Webber and guitarist Ben Harper tweaked the lyrics of some of those songs to "Christianize" the music, Webber said.
Fortunately, the Beatles were influenced by eastern religion and many of their songs had spiritual overtones and weren't too tricky to tweak for worship service, Webber said.
The refrain for My Sweet Lord was changed from "Hare Krishna" to "Hallelujah."
The opening lyrics of Here, There and Everywhere were changed from "to lead a better life, I need my love to be there" to "To lead a better life, I need My Lord to be with me."
Webber tapped several musicians to play guitar, bass and other instruments. Joseph Ceo, an accomplished conductor who recently retired to Versailles, began the service with Eleanor Rigby on the violin.
This is the second year for the Beatles Eucharist, and it has been a hit.
Vickie Duff, a St. John's Episcopal parishioner who helped organize the Beatles Eucharist, said last year's event raised $2,000 for the Woodford Food Pantry. This year, they hoped to raise at least that much to help the pantry that serves 100 families each month.

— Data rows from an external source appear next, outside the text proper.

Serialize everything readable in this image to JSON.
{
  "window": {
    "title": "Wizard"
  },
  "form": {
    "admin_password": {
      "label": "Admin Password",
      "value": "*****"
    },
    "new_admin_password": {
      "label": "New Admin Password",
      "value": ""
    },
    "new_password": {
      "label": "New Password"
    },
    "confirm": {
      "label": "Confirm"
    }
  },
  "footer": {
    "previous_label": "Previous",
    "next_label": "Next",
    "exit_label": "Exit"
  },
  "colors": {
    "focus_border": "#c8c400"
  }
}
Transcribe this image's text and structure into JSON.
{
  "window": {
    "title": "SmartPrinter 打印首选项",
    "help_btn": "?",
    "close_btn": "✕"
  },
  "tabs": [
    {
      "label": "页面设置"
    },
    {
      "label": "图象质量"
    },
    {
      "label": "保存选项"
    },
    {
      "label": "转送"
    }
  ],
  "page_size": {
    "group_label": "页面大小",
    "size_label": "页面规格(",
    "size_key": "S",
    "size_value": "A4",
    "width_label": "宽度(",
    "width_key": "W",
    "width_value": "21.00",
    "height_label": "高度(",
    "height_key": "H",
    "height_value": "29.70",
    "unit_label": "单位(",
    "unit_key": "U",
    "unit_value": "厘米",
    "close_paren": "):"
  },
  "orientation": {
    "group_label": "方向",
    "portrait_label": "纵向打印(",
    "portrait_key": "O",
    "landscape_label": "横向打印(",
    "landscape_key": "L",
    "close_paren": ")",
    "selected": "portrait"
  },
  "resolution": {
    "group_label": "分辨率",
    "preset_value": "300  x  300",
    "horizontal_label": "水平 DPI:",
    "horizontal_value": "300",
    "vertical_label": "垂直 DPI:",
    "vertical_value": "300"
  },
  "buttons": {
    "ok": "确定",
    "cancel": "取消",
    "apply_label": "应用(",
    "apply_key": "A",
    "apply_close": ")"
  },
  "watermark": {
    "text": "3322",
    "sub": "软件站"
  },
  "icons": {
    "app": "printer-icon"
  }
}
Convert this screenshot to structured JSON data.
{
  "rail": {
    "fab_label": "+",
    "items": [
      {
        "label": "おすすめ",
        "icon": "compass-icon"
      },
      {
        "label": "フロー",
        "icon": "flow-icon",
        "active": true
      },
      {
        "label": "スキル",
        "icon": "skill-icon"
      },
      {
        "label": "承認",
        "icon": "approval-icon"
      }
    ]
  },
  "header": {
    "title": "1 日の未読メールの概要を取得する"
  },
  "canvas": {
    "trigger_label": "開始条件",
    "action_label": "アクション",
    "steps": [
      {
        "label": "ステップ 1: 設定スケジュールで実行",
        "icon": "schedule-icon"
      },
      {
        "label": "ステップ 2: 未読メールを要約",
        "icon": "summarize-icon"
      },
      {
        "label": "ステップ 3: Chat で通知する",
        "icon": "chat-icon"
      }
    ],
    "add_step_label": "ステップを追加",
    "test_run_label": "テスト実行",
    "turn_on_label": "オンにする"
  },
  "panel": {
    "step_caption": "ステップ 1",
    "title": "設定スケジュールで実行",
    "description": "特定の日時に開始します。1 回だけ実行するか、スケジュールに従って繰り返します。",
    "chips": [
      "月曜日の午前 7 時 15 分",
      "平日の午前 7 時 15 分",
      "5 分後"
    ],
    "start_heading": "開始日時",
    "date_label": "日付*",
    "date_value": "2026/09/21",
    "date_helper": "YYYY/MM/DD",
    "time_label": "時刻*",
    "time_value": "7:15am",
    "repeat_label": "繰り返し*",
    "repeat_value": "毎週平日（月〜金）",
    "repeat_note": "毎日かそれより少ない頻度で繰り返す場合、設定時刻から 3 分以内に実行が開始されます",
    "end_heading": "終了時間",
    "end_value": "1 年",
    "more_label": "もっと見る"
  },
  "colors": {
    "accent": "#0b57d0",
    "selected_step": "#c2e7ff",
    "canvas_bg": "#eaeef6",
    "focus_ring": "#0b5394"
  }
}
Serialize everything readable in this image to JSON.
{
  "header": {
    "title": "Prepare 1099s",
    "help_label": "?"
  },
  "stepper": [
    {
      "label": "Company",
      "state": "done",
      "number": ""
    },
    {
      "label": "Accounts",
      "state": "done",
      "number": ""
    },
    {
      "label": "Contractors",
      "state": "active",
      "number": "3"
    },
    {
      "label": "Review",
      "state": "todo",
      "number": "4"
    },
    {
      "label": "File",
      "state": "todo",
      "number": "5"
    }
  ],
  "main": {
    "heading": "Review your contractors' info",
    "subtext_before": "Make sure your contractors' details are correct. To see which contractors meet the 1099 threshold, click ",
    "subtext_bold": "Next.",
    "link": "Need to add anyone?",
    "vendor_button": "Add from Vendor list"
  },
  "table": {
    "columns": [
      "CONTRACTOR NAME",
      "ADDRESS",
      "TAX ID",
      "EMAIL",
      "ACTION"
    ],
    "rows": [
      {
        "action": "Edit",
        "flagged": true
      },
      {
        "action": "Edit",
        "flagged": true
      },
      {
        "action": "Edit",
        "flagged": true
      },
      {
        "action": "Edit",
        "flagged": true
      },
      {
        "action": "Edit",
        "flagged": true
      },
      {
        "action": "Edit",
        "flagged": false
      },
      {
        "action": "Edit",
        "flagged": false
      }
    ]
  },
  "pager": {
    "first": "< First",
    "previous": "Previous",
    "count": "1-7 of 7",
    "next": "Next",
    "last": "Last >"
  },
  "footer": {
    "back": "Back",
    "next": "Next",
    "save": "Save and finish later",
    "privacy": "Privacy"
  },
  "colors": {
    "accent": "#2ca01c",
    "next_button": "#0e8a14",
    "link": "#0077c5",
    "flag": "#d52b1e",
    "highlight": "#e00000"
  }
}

"People have been doing Beatles Eucharists for at least 10 years," Duff said. But copyright laws prohibit people from playing Beatles' music unless the money goes to a charitable cause. Last year, the Woodford Food Pantry was raising money to build its own building. Thanks to St. John's and other generous donors, the pantry was able to raise the more than $375,000 needed for the new building, said Sharon Hardin, the executive director of the pantry. The pantry moved into its new building in February.
Money raised Sunday will go toward the food pantry's operations. It is mostly dependent on private donations, Hardin said.
"We are very, very blessed," Hardin said. "Woodford County does take care of its food pantry. We are always well stocked."
But Hardin said many people don't realize how many people in Woodford County need food.
The Rev. Philip Linder, the rector of St. John's, reminded those who attended Sunday that while Woodford County is known for its horse farms and has one of the lowest unemployment rates in the state, just "blocks away are households without enough to eat."
Linder said before the service a donor gave $500 to the Woodford Food Pantry. He encouraged the more than 100 people who attended the Sunday service to exceed that single anonymous donation.
Quoting the Beatles' Let it Be, Linder said "When the broken-hearted people living in the world agree, There will be an answer, Let it be ... Let us be that light in the darkness."